(Records shown begins)

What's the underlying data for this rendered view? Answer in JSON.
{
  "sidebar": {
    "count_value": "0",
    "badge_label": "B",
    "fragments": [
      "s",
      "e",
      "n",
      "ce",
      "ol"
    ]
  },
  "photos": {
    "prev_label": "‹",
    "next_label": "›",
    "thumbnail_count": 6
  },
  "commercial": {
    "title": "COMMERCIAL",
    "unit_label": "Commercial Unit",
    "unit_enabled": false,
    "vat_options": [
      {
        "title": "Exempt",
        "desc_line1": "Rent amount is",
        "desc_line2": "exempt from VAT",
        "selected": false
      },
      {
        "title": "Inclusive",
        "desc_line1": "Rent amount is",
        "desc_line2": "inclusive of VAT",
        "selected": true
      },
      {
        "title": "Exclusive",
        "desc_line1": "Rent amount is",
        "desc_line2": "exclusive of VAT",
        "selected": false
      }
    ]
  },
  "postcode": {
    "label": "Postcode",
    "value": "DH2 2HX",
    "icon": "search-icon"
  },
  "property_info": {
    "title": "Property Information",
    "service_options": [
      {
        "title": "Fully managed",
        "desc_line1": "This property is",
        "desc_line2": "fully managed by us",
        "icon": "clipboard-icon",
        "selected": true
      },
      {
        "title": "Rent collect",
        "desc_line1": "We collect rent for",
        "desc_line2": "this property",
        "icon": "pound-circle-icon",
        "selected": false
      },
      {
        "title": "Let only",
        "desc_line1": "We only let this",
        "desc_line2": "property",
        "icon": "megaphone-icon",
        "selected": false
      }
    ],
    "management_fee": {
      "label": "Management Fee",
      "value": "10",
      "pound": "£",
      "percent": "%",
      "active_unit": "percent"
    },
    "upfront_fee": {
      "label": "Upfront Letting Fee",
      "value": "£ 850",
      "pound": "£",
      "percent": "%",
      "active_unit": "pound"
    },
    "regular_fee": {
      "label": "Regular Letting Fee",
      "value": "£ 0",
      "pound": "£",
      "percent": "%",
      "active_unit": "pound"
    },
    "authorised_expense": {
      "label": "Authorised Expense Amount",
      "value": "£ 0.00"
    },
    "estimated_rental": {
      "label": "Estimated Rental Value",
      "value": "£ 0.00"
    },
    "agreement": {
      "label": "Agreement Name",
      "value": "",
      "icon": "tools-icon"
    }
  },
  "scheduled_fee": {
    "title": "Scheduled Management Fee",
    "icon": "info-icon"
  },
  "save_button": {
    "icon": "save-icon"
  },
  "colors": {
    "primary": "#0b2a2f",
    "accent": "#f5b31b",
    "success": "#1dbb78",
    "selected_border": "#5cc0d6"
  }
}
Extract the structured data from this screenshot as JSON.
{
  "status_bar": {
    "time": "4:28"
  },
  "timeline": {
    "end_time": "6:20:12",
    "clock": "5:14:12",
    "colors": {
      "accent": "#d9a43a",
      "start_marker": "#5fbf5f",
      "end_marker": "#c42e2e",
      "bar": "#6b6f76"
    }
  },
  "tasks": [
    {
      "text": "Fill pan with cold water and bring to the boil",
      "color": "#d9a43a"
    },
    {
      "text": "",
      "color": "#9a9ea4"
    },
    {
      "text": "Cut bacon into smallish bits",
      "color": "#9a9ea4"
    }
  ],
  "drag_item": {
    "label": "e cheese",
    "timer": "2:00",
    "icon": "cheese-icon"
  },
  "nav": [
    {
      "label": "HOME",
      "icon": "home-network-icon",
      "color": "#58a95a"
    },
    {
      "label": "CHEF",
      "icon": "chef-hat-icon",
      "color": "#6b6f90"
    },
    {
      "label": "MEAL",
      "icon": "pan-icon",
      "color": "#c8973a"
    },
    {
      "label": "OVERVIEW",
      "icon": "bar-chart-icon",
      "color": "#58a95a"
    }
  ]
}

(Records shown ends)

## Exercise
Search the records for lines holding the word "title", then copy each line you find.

## Task answer
    "title": "COMMERCIAL",
        "title": "Exempt",
        "title": "Inclusive",
        "title": "Exclusive",
    "title": "Property Information",
        "title": "Fully managed",
        "title": "Rent collect",
        "title": "Let only",
    "title": "Scheduled Management Fee",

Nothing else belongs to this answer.